A witness, cafe owner Clarke Rothwell, told the BBC that he heard a “loud popping noise that sounded like a balloon burst – a loud balloon.” He added:
When I looked round there’s a man stood there in his 50s with a white baseball cap on and a jacket with a gun, an old fashioned looking gun in his hand.
He shot this lady once and then he shot her again, he fell to the floor, leant over shot her once more in the face area.
Somebody tried to grab him, wrestling with him and then he wielded a knife, like a hunting knife, just started lunging at her with a knife half a dozen times. People were screaming and running from the area.

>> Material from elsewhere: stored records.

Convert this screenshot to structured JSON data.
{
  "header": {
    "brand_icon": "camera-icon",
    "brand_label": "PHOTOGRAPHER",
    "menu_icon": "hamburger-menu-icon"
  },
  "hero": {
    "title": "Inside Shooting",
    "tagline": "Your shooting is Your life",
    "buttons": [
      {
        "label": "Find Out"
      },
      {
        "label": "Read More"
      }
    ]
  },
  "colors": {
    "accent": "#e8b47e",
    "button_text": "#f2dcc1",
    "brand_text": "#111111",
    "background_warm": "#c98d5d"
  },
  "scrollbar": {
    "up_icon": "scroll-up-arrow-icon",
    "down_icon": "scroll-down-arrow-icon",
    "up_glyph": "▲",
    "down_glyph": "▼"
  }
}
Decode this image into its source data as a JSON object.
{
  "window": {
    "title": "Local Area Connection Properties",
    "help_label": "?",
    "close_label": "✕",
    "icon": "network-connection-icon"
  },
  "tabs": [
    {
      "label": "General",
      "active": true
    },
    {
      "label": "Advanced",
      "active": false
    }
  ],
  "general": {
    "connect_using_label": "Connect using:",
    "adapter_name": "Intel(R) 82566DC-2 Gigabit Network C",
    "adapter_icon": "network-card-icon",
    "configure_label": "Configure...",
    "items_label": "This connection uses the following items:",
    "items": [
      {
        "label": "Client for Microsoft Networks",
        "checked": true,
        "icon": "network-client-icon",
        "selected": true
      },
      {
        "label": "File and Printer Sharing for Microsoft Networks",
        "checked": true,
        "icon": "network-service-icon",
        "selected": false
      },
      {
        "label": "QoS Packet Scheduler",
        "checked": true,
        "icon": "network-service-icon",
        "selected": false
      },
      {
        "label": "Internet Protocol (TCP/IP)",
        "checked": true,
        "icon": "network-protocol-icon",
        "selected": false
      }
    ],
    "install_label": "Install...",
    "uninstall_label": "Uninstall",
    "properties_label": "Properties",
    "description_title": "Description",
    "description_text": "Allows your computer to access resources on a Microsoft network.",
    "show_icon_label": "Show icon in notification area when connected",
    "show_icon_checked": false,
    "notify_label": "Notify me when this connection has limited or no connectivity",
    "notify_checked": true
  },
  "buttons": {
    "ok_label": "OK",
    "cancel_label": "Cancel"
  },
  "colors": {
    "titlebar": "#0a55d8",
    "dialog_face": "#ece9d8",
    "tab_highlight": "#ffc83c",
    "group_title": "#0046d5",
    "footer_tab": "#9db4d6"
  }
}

While another witness, Hithem Ben Abdallah, described the gun as “handmade” to the BBC. He also said, “The man stepped back with the gun and fired it and then he fired a second shot, as he was firing he was looking down at the ground. He was kicking her as she was lying on the floor.”
4. Mair’s Half-Brother Is Mixed-Race
The Guardian reports that Mair has two brothers, Scott, and a half-brother, Duane St. Louis. The newspaper says that Mair’s mother, Mary, had a second marriage to a man named Reginald St. Louis. Duane St. Louis said that Mair had never been in trouble with the law and that the two had never had arguments over politics. St. Louis did say that the pair’s other brother, Scott, has been in jail for “half his life.”
5. Cox’s Husband Brendan Is an Advisor to Former British Prime Minister Gordon Brown
On her Twitter page, Cox described herself as:
Mum. Proud Yorkshire Lass. Labour MP for Batley & Spen. Boat dweller. Mountain climber. Former aid worker.
Cox told the Yorkshire Post in December 2015 that she lived in a houseboat that’s moored by Tower Bridge. She bikes to work. Cox was married with two children, Lejla and Cuillin. Her husband, Brendan, is prominent in the Remain campaign and is an advisor to former British Prime Minister Gordon Brown.
In a Sky News profile, Cox wass described as being the former Head of Policy at Oxfam International.
In the initial aftermath of the attack, Deputy Leader of Britain First Jayda Fransen said that the reports of “Britain First” being shouted were “hearsay.” Fransen was speaking to the London Broadcasting Corporation when she said, “We are not hearing anything from within our organisation. We are as shocked as anyone.” She added, “An attack on an MP is an attack on democracy and we condemn the attack on Jo Cox.”
The Independent reported in May 2016 that Britain First had threatened “direct action” against London Mayor Sadiq Khan. During Khan’s confirmation, Britain First candidate Paul Golding, turned his back on Khan.